CLARE: No money is going to bring back the 450 people that have died over the last few weeks and last few months and that's the problem. Normally a Prime Minister can carry a weak Minister and you see it all the time. But this is too important for that. People are dying. We've got more than 400 people who are dead. You need a top-class Minister who is on top of the portfolio to make sure that we're putting in place all of the things to make sure that no one else dies. We're in the middle of a second wave, there’s the risk of a third wave if we don't get this right coming down the track. We've seen this virus plunge into different aged care centres and it's exposed that the Government either didn't have a plan or didn't have a good plan, because we've seen so many people die. And all we've seen over the last few days is the Minister turning us back on the Senate walking out or turning his back on journalists here at press conferences. I think most Australians, particularly people that have got their mum or dad in aged care, would just like to see the back of this Minister for good.
 
STEFANOVIC: There's no way to stop it though, is it, COVID from entering aged care facilities? The argument always is that whenever there's a hotspot or whenever there's an outbreak, it's inevitably going to get into aged care where people are most vulnerable, and there will be other outbreaks. Despite best intentions or however much money is tipped into it, it's going to continue, isn't it, regardless of who is leading the portfolio?

CLARE: There's always that risk but it's about what plan you've got in place when it happens.

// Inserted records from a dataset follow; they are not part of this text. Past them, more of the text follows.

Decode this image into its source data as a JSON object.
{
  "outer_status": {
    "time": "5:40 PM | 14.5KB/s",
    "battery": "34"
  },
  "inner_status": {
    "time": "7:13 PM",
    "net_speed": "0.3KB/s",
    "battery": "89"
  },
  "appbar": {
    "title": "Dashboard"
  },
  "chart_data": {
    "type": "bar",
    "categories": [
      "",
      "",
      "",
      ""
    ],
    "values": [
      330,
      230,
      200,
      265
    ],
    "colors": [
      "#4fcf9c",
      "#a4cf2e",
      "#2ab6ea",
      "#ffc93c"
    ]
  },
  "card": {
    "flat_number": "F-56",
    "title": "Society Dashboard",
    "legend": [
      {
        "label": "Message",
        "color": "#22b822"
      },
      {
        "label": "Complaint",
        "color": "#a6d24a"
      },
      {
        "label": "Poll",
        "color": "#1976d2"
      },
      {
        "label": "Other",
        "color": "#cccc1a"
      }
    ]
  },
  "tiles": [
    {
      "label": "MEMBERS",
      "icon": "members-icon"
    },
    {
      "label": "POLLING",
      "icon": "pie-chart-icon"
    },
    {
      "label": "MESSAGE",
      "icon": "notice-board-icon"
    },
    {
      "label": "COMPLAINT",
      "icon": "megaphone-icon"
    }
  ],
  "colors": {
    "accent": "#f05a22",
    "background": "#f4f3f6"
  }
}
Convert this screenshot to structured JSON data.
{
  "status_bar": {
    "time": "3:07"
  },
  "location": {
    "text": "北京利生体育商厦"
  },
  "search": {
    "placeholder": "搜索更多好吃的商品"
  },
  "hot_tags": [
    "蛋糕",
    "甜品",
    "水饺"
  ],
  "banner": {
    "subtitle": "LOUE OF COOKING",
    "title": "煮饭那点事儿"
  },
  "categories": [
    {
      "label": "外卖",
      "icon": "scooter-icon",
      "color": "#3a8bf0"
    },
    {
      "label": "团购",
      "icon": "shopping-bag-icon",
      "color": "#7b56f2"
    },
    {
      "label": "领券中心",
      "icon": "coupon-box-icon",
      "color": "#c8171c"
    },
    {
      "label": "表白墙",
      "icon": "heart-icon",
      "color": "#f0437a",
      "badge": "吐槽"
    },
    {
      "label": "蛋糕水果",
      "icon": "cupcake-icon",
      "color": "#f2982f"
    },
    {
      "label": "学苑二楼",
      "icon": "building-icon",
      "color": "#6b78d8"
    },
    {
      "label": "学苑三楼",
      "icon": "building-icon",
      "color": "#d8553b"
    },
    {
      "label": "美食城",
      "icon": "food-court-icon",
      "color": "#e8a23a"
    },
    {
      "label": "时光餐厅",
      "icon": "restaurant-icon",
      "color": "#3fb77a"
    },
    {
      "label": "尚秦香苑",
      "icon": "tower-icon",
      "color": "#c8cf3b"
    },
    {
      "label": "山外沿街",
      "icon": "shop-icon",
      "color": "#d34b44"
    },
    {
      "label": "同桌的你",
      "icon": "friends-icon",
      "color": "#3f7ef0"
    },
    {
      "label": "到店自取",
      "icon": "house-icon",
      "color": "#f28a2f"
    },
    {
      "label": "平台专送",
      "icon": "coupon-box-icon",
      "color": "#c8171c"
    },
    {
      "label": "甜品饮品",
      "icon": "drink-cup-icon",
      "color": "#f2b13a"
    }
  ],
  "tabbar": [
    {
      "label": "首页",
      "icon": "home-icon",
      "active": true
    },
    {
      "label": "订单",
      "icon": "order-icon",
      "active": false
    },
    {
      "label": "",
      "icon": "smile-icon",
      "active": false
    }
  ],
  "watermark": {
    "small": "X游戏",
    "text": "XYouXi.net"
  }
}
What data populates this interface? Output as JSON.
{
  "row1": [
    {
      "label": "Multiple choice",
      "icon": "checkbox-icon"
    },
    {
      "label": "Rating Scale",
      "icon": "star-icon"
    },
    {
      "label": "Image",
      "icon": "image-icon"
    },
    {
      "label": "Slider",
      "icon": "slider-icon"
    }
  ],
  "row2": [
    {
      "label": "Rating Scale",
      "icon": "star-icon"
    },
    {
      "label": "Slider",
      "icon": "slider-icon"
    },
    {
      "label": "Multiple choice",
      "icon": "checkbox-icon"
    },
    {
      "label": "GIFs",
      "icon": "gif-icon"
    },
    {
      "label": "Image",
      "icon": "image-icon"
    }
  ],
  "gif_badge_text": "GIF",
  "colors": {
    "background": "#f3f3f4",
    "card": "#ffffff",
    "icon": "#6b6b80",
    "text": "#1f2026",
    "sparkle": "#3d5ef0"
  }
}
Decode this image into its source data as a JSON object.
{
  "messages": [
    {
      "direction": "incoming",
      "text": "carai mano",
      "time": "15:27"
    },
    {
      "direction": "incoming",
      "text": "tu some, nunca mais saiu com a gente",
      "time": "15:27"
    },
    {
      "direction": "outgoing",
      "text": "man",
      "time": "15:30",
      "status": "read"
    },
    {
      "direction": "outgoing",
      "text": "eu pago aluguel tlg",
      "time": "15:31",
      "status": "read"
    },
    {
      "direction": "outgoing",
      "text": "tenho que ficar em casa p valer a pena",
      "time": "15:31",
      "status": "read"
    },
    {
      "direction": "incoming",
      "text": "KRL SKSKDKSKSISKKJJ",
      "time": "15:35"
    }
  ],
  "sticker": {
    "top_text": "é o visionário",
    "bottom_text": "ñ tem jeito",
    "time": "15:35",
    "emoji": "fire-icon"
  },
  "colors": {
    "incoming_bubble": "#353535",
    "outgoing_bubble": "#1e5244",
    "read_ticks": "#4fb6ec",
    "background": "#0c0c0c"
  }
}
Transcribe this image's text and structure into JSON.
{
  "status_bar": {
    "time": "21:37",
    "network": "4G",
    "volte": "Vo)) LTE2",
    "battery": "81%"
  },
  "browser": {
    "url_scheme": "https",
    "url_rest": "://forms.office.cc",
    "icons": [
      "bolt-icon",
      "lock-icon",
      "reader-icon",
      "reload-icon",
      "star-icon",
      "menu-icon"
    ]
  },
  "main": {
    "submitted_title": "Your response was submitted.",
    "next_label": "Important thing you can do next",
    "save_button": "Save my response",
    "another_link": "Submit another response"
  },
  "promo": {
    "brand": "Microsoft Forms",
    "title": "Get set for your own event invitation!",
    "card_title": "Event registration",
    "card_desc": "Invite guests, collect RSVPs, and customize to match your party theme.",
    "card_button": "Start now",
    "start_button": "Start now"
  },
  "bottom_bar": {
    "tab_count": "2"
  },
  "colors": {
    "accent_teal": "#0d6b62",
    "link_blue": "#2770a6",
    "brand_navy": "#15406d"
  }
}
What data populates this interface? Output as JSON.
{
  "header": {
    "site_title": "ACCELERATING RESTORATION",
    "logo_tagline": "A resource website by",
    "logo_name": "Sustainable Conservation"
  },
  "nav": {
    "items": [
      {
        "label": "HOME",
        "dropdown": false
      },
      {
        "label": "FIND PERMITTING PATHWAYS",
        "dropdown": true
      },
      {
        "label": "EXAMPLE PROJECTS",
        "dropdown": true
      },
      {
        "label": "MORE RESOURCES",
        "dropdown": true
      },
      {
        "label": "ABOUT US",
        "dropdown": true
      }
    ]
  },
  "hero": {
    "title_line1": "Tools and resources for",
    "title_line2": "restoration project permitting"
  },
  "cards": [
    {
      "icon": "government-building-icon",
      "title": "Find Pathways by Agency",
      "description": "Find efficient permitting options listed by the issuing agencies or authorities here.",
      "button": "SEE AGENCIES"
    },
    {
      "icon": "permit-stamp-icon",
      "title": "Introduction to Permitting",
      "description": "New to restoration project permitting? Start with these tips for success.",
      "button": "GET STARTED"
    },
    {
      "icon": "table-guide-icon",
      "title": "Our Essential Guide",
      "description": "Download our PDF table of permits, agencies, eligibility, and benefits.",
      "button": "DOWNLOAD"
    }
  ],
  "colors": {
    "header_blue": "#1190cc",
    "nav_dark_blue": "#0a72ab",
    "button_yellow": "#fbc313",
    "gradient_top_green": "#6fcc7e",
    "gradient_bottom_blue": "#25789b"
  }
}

Do you make sure that all of the people that work there have got the equipment they need, the masks and the gloves so they don't have to try and pick someone up with one glove? Do you make sure that people aren't forced to work at multiple centres so they can spread the virus from one place to another? Do you have the teams in place when everybody that works at the aged care centre gets the virus and they have to be moved out, to move another team in? When the proverbial hit the fan of a couple of weeks ago in aged care in Victoria, the Government was exposed. They didn't have a plan to make sure that people are being cared and looked after so we saw people dying in aged care with ants crawling over open wounds and people not being fed. For people that have given their life to this country, paid taxes, they deserve better, to be honest. And if that's not enough for a Minister to go, I don't know what is.
 
STEFANOVIC: We'll have to hold it there. Jason Clare, appreciate your time, as always good to chat. We'll talk to you soon.
 
CLARE: Thanks mate.
 
ENDS